(Interface dataset entries)
┌────────
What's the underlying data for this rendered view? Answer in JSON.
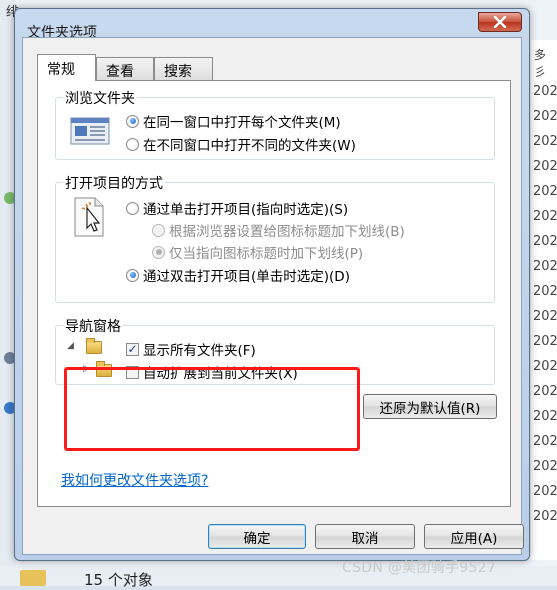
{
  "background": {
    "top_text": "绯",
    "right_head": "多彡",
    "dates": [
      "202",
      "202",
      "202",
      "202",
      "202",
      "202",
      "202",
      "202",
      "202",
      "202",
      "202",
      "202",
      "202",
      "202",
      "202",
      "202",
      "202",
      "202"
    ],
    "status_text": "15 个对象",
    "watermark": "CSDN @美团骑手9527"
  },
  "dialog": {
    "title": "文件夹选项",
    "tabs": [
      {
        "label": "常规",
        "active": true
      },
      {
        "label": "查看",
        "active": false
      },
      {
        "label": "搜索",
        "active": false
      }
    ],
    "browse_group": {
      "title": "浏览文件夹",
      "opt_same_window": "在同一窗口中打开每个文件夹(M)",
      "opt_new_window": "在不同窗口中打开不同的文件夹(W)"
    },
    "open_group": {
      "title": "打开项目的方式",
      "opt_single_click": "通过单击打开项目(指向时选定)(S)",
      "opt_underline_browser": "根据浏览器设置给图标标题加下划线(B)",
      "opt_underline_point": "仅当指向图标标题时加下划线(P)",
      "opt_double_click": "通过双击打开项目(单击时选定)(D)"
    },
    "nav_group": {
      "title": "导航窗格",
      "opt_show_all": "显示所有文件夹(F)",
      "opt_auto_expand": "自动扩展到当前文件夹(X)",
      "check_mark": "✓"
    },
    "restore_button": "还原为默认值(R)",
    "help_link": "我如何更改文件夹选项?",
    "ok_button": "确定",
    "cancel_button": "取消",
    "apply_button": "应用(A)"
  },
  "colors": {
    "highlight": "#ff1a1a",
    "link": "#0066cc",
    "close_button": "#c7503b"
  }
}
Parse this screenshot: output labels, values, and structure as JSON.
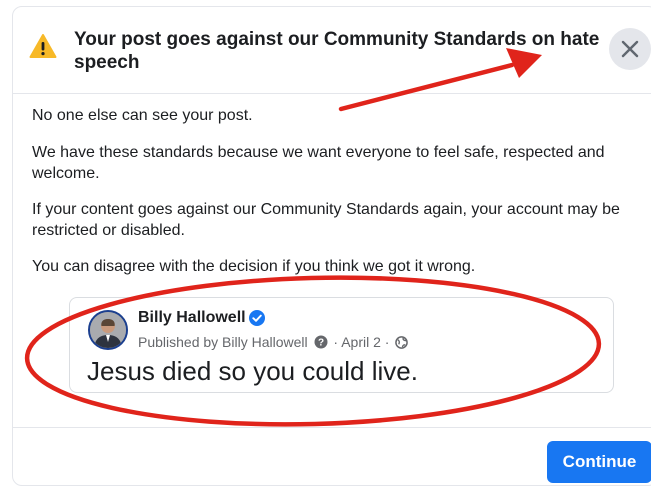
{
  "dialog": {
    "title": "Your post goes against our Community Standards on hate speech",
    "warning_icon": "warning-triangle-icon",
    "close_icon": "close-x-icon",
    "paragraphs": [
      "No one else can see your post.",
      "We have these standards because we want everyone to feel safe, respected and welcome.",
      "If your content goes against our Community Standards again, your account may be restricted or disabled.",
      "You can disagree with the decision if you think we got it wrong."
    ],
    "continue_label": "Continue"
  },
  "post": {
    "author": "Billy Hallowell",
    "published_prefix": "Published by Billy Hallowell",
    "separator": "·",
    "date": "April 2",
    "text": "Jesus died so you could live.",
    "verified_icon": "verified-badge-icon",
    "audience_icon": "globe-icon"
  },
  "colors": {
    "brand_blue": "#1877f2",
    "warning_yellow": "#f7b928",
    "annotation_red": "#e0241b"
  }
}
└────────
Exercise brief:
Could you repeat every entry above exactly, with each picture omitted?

Task answer:
What's the underlying data for this rendered view? Answer in JSON.
{
  "background": {
    "top_text": "绯",
    "right_head": "多彡",
    "dates": [
      "202",
      "202",
      "202",
      "202",
      "202",
      "202",
      "202",
      "202",
      "202",
      "202",
      "202",
      "202",
      "202",
      "202",
      "202",
      "202",
      "202",
      "202"
    ],
    "status_text": "15 个对象",
    "watermark": "CSDN @美团骑手9527"
  },
  "dialog": {
    "title": "文件夹选项",
    "tabs": [
      {
        "label": "常规",
        "active": true
      },
      {
        "label": "查看",
        "active": false
      },
      {
        "label": "搜索",
        "active": false
      }
    ],
    "browse_group": {
      "title": "浏览文件夹",
      "opt_same_window": "在同一窗口中打开每个文件夹(M)",
      "opt_new_window": "在不同窗口中打开不同的文件夹(W)"
    },
    "open_group": {
      "title": "打开项目的方式",
      "opt_single_click": "通过单击打开项目(指向时选定)(S)",
      "opt_underline_browser": "根据浏览器设置给图标标题加下划线(B)",
      "opt_underline_point": "仅当指向图标标题时加下划线(P)",
      "opt_double_click": "通过双击打开项目(单击时选定)(D)"
    },
    "nav_group": {
      "title": "导航窗格",
      "opt_show_all": "显示所有文件夹(F)",
      "opt_auto_expand": "自动扩展到当前文件夹(X)",
      "check_mark": "✓"
    },
    "restore_button": "还原为默认值(R)",
    "help_link": "我如何更改文件夹选项?",
    "ok_button": "确定",
    "cancel_button": "取消",
    "apply_button": "应用(A)"
  },
  "colors": {
    "highlight": "#ff1a1a",
    "link": "#0066cc",
    "close_button": "#c7503b"
  }
}
Parse this screenshot: output labels, values, and structure as JSON.
{
  "dialog": {
    "title": "Your post goes against our Community Standards on hate speech",
    "warning_icon": "warning-triangle-icon",
    "close_icon": "close-x-icon",
    "paragraphs": [
      "No one else can see your post.",
      "We have these standards because we want everyone to feel safe, respected and welcome.",
      "If your content goes against our Community Standards again, your account may be restricted or disabled.",
      "You can disagree with the decision if you think we got it wrong."
    ],
    "continue_label": "Continue"
  },
  "post": {
    "author": "Billy Hallowell",
    "published_prefix": "Published by Billy Hallowell",
    "separator": "·",
    "date": "April 2",
    "text": "Jesus died so you could live.",
    "verified_icon": "verified-badge-icon",
    "audience_icon": "globe-icon"
  },
  "colors": {
    "brand_blue": "#1877f2",
    "warning_yellow": "#f7b928",
    "annotation_red": "#e0241b"
  }
}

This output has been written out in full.